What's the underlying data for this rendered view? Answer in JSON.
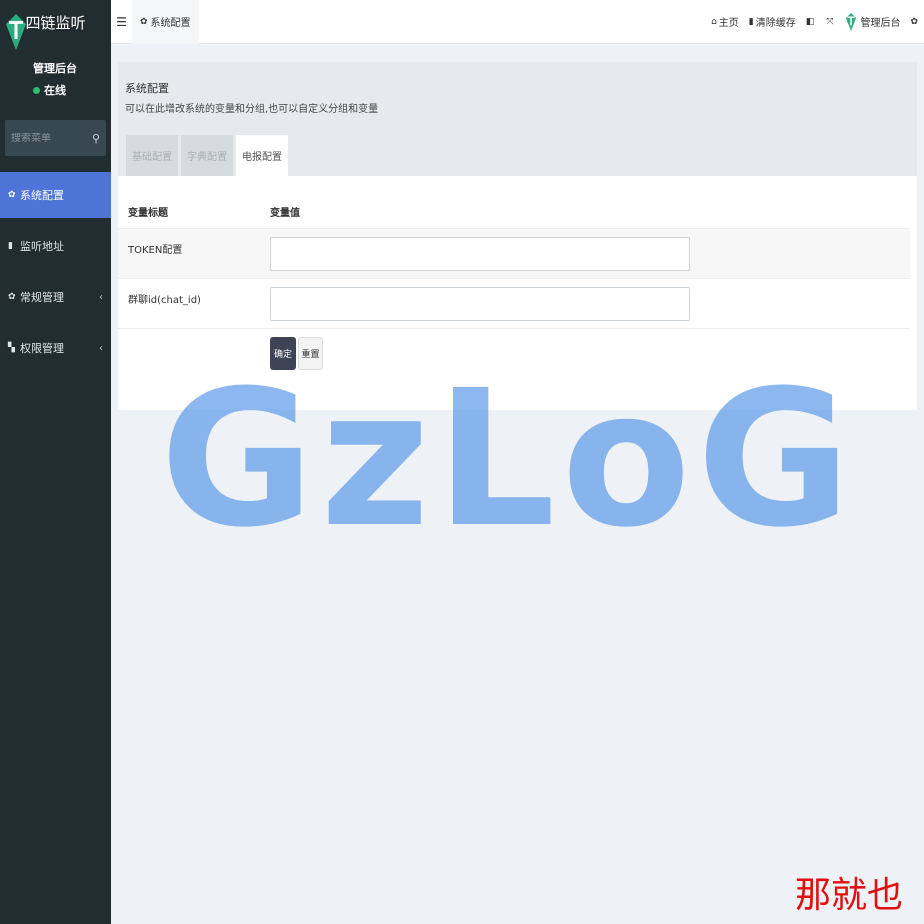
{
  "sidebar": {
    "brand": "四链监听",
    "user": {
      "name": "管理后台",
      "status": "在线"
    },
    "search": {
      "placeholder": "搜索菜单"
    },
    "items": [
      {
        "label": "系统配置",
        "icon": "gear-icon",
        "active": true
      },
      {
        "label": "监听地址",
        "icon": "lock-icon"
      },
      {
        "label": "常规管理",
        "icon": "cogs-icon",
        "has_arrow": true
      },
      {
        "label": "权限管理",
        "icon": "group-icon",
        "has_arrow": true
      }
    ],
    "arrow": "‹"
  },
  "topbar": {
    "menu_toggle": "☰",
    "tab_label": "系统配置",
    "home_label": "主页",
    "clear_cache_label": "清除缓存",
    "user_label": "管理后台"
  },
  "page": {
    "title": "系统配置",
    "description": "可以在此增改系统的变量和分组,也可以自定义分组和变量",
    "tabs": [
      {
        "label": "基础配置",
        "active": false
      },
      {
        "label": "字典配置",
        "active": false
      },
      {
        "label": "电报配置",
        "active": true
      }
    ]
  },
  "form": {
    "col_title": "变量标题",
    "col_value": "变量值",
    "fields": [
      {
        "label": "TOKEN配置",
        "value": ""
      },
      {
        "label": "群聊id(chat_id)",
        "value": ""
      }
    ],
    "submit_label": "确定",
    "reset_label": "重置"
  },
  "watermark": {
    "logo": "GzLoG",
    "text": "那就也"
  },
  "colors": {
    "sidebar_bg": "#222d32",
    "active_menu": "#4e74d8",
    "primary_button": "#3e4356",
    "status_online": "#2bbf6a",
    "watermark_red": "#e01010"
  }
}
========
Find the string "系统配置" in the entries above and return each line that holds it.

▶ TASK RESPONSE:
        "label": "系统配置",
    "tab_label": "系统配置",
    "title": "系统配置",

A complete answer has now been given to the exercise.